I would affirm.
1 The Court provides two examples from the Federal Rules in which the circumstances under which action "shall" be taken are limited by use of the word "only." Ante, at 15, n. 9. There is, of course, no similar language of limitation in §2679(d)(1). The only prerequisite for substitution under the Westfall Act is certification.
2 The Drivers Act provided for certification only in cases originating instate court, and judicial review was perforce limited to those cases. See 75 Stat. 539 (previously codified at 28 U.S.C. § 2679(d)).
3 "The judicial Power shall extend to all Cases, in Law and Equity, arising under this Constitution, the Laws of the United States, and Treaties made, or which shall be made, under their Authority . . . ." U. S. Const., Art. III, §2, cl. 1.

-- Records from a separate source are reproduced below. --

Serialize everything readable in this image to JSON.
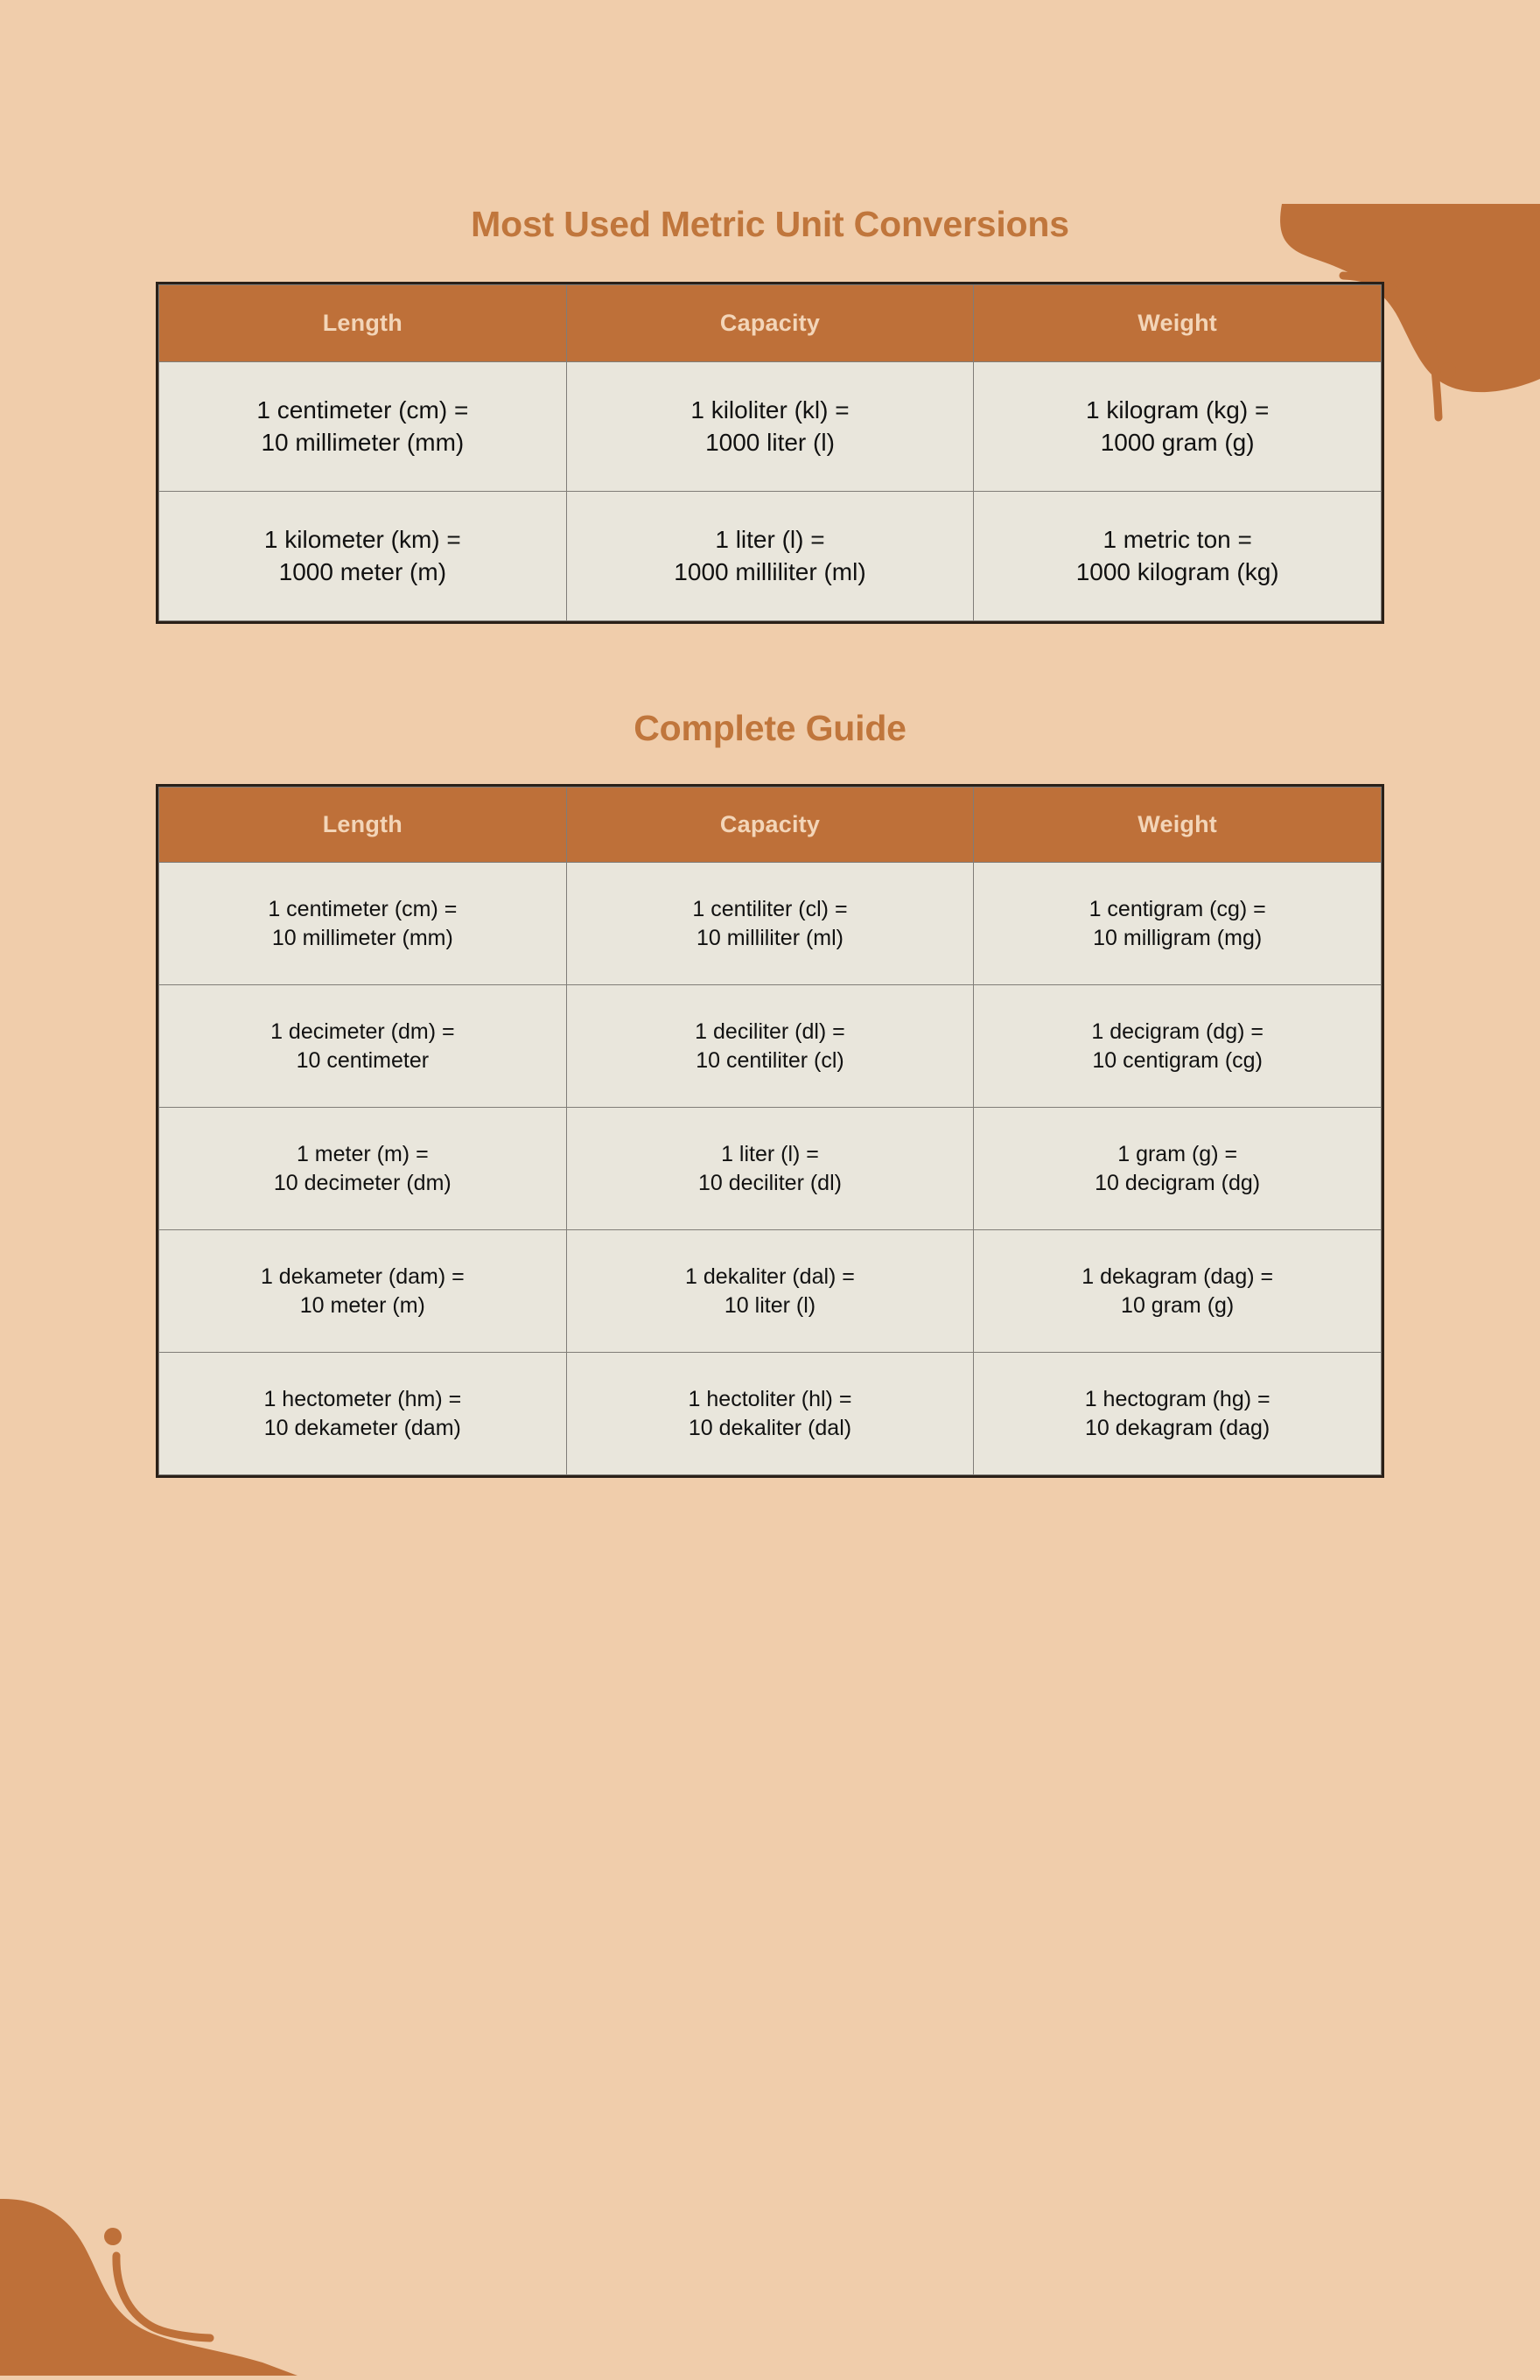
{
  "theme": {
    "background": "#F0CDAB",
    "accent": "#BE7039",
    "title_color": "#C0763C",
    "header_text": "#F3D5B8",
    "cell_background": "#E9E6DC",
    "cell_text": "#111111",
    "table_border": "#2A2018",
    "grid_line": "#807D78"
  },
  "decor": {
    "top_right": "blob-with-arc-and-dot",
    "bottom_left": "blob-with-arc-and-dot"
  },
  "sections": [
    {
      "title": "Most Used Metric Unit Conversions",
      "headers": [
        "Length",
        "Capacity",
        "Weight"
      ],
      "rows": [
        [
          {
            "line1": "1 centimeter (cm) =",
            "line2": "10 millimeter (mm)"
          },
          {
            "line1": "1 kiloliter (kl) =",
            "line2": "1000 liter (l)"
          },
          {
            "line1": "1 kilogram (kg) =",
            "line2": "1000 gram (g)"
          }
        ],
        [
          {
            "line1": "1 kilometer (km) =",
            "line2": "1000 meter (m)"
          },
          {
            "line1": "1 liter (l) =",
            "line2": "1000 milliliter (ml)"
          },
          {
            "line1": "1 metric ton =",
            "line2": "1000 kilogram (kg)"
          }
        ]
      ]
    },
    {
      "title": "Complete Guide",
      "headers": [
        "Length",
        "Capacity",
        "Weight"
      ],
      "rows": [
        [
          {
            "line1": "1 centimeter (cm) =",
            "line2": "10 millimeter (mm)"
          },
          {
            "line1": "1 centiliter (cl) =",
            "line2": "10 milliliter (ml)"
          },
          {
            "line1": "1 centigram (cg) =",
            "line2": "10 milligram (mg)"
          }
        ],
        [
          {
            "line1": "1 decimeter (dm) =",
            "line2": "10 centimeter"
          },
          {
            "line1": "1 deciliter (dl) =",
            "line2": "10 centiliter (cl)"
          },
          {
            "line1": "1 decigram (dg) =",
            "line2": "10 centigram (cg)"
          }
        ],
        [
          {
            "line1": "1 meter (m) =",
            "line2": "10 decimeter (dm)"
          },
          {
            "line1": "1 liter (l) =",
            "line2": "10 deciliter (dl)"
          },
          {
            "line1": "1 gram (g) =",
            "line2": "10 decigram (dg)"
          }
        ],
        [
          {
            "line1": "1 dekameter (dam) =",
            "line2": "10 meter (m)"
          },
          {
            "line1": "1 dekaliter (dal) =",
            "line2": "10 liter (l)"
          },
          {
            "line1": "1 dekagram (dag) =",
            "line2": "10 gram (g)"
          }
        ],
        [
          {
            "line1": "1 hectometer (hm) =",
            "line2": "10 dekameter (dam)"
          },
          {
            "line1": "1 hectoliter (hl) =",
            "line2": "10 dekaliter (dal)"
          },
          {
            "line1": "1 hectogram (hg) =",
            "line2": "10 dekagram (dag)"
          }
        ]
      ]
    }
  ]
}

4 The Court concludes that the provision for review of certification was omitted because it was joined with the provision for remand in the Drivers Act. Ante, at 15, n. 10. On a matter of this substance, the explanation does not give Congress credit for much intellectual discrimination. The same footnote also sells this dissent a bit short: we have no need to argue that omission of any provision to review scope of employment, in isolation, would conclusively have foreclosed review, and we have made the very point that a failure to provide for conclusiveness of removal would not have left that issue in doubt; on each point, the various items of interpretive evidence supplied by the text and by textual comparison with the Drivers Act are to be read together in pointing to whatever judgment they support.
5 The Court tries to convert this minimal influence into a "conflict of interest," ante, at 19, derived from an "impetus to certify [that is] overwhelming," ante, at 9, said to arise from a United States Attorney's fear that a Government employee would contest a refusal to certify and force the U. S. Attorney to litigate the issue. This suggestion will appear plausible or not depending on one's view of the frailty of United States Attorneys. We have to doubt that the Attorney General sees her district attorneys as quite so complaisant, and if Congress had thought that the Government's lawyers would certify irresponsibly just to avoid preparing for a hearing it would surely have retained the Drivers Act's provision for review of certification.